Mission Mountains Primitive Area

The Mission Mountains Primitive Area's rugged scenery is unsurpassed anywhere in the Flathead National Forest.

Attention was drawn to this area comparatively early. The first organized exploration in this area was in September 1922 by a Northern Pacific Railway Company party that included O. D. Wheeler, a company writer, and Asahel Curtis, a noted photographer, often called "The Father of Rainier National Park." The company owned several thousand acres in this area, set aside for them under the 1864 railroad land grant. Forest Officer Theodore Shoemaker and Jack Clark accompanied the party on this first organized exploration of what is now the Mission Mountains Primitive Area.

Many still and moving pictures were taken of the area's many lakes, waterfalls, and rugged scenery. Curtis called it one of the most, if not the most, scenic areas in the United States. The party was awed by the unique glacier sculpturing, the exposed bedrock terrain with evergreen trees striving to exist in the cracks and crevices. The soil mantle is extremely thin in these high alpine basins. Numerous permanent glaciers added to the line and color of the landscape.

Shoemaker conducted parties of the Montana mountaineers into the Missions in 1923 and 1924. In general, the parties covered most of the area, having advanced as far west as McDonald Peak which is west of the divide and is not within the area. Shoemaker made field notes of triangulations from various peaks and from these notes made the first map of this country. This high area has never been surveyed.

The Mission Mountains area was classified by Chief Forester R. Y. Stuart as a primitive area under regulation L-20 on October 31, 1931. The Northern Pacific Railway Company holds title to approximately 2,860 acres in six tracts in the eastern portion of the area. Negotiations are progressing with the railway company regarding exchanging National Forest land outside the primitive area boundary for the company's remaining holdings within the area. The Forest land inside the area consists of 73,340 acres plus the 2,860 acres of railroad land, which makes a total of over 76,000 acres.

At present the area is without adequate trails, although construction of a major, high-standard access trail from Glacier Creek northward is in progress. The present trail system does not lend itself to through travel. Until a through trail system is developed, the area will be more for hikers rather than parties using stock. Long-range plans include the improvement of approach roads and construction of adequate road-end parking and camping facilities.
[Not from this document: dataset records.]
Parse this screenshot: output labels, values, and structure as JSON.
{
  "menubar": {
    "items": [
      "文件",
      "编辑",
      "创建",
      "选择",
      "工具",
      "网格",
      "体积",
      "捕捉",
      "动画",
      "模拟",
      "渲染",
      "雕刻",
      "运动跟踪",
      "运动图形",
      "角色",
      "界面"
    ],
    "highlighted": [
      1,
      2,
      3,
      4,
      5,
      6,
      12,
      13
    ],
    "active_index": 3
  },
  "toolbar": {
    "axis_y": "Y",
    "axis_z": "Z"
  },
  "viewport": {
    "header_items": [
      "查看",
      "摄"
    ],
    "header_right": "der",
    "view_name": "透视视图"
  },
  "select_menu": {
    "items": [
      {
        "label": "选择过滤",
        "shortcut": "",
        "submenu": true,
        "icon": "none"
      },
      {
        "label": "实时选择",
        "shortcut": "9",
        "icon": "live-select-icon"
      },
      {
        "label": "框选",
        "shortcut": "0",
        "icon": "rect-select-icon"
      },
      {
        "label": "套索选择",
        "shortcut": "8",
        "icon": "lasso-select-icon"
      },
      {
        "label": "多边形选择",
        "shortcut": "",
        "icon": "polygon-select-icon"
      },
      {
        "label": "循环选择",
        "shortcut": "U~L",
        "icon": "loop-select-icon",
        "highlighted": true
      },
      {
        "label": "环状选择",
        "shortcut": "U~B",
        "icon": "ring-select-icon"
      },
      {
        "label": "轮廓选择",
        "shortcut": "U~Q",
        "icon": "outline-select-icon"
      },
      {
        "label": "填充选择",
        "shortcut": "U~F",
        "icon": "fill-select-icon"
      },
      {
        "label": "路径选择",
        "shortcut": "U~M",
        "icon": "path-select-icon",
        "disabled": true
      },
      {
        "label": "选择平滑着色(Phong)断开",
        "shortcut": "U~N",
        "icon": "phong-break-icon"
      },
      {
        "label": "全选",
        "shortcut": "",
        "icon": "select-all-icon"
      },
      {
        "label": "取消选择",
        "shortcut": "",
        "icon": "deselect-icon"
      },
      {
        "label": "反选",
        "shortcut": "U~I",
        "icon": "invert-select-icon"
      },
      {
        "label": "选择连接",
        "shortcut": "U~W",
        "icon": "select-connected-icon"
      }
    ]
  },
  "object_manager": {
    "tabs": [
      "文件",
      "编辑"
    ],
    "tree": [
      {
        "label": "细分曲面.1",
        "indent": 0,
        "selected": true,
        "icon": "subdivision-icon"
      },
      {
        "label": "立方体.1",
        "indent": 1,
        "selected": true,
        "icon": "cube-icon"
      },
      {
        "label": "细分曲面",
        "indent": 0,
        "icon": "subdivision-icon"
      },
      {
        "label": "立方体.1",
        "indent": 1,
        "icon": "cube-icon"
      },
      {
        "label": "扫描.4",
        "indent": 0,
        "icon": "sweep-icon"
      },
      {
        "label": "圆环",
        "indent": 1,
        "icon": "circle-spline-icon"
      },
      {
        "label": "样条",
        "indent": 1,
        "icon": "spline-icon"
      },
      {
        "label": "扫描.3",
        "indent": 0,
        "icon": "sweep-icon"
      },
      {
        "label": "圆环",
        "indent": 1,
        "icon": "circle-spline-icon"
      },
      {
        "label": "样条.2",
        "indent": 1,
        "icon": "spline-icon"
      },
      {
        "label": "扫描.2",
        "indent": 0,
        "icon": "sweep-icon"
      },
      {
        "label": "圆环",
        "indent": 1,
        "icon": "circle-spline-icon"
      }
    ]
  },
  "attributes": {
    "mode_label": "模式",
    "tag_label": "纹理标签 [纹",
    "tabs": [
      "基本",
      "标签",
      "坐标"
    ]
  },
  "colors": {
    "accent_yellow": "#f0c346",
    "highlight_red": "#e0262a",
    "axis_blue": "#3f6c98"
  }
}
This area calls for a detailed management plan which presents a challenge to provide for the use and enjoyment of the area by people and, at the same time, preserve its natural environment. The slopes are steep; the soil mantle is thin and slow to heal. Also, there is very little grass for the grazing of pack stock.

The Forest Service was faced with a major decision after wind blew down about 1,000 acres of heavy timber in 1949. The Chief of the Forest Service authorized the salvage logging of blowdown timber in the primitive area to prevent a serious insect outbreak. But the logging operators were not interested in removing this timber, as it did not appear to be economically practical. By 1953, spruce bark beetles had built up to epidemic proportions in the blowdown areas and had spread to adjoining timber stands. Control logging was initiated, and the decision was made by the Chief of the Forest Service to log infested stands within the classified area adjacent to the boundary to prevent further spread of the epidemic. Eight road penetrations were made into the area by the Forest Service and the Northern Pacific Railway Company. After logging was completed, all roads were permanently blocked. About 2,000 acres were logged inside the boundary; 425 acres of this was National Forest land. The railway company has the prerogative of harvesting its timber inside the classified area without the consent of the Forest Service. Scars, created by the roads used to harvest the infested timber, will heal and become overgrown, as have the 14 miles of road up the North Fork of Sun River in the Bob Marshall Wilderness Area. This road was built nearly 80 years ago and was blocked off permanently by the building of the Gibson Dam in 1929.

The Mission Mountains Primitive Area is one of the last strongholds of the grizzly bear. This will perhaps be the grizzly bear's last retreat in the Flathead Forest. There are Rocky Mountain bighorn sheep in these mountains as well as a limited number of deer and elk and mountain goat. But the range for any grass-eating animal is limited due to the scarcity of soil. There are many lakes and waterfalls here. They are the most beautiful of any in the country. Gray Wolf Lake is the largest in the primitive area. High Park Lake covers 224 acres.

Visitor-use records for 1963 show that 2,370 people visited the primitive area. The average stay was 1-1/4 days. This suggests the interior of the area is not being used. The purpose of reserving this area was to preserve it for the use of man. It could be destroyed by overuse, if the area is interlaced with trails for stock use. This would encourage concentration around the limited camping spots and would drastically change the delicate ecology.

Looking east to High Park and Gray Wolf Lakes in the Mission Mountains Primitive Area.

Looking west toward McDonald Peak in the Mission Mountains Primitive Area.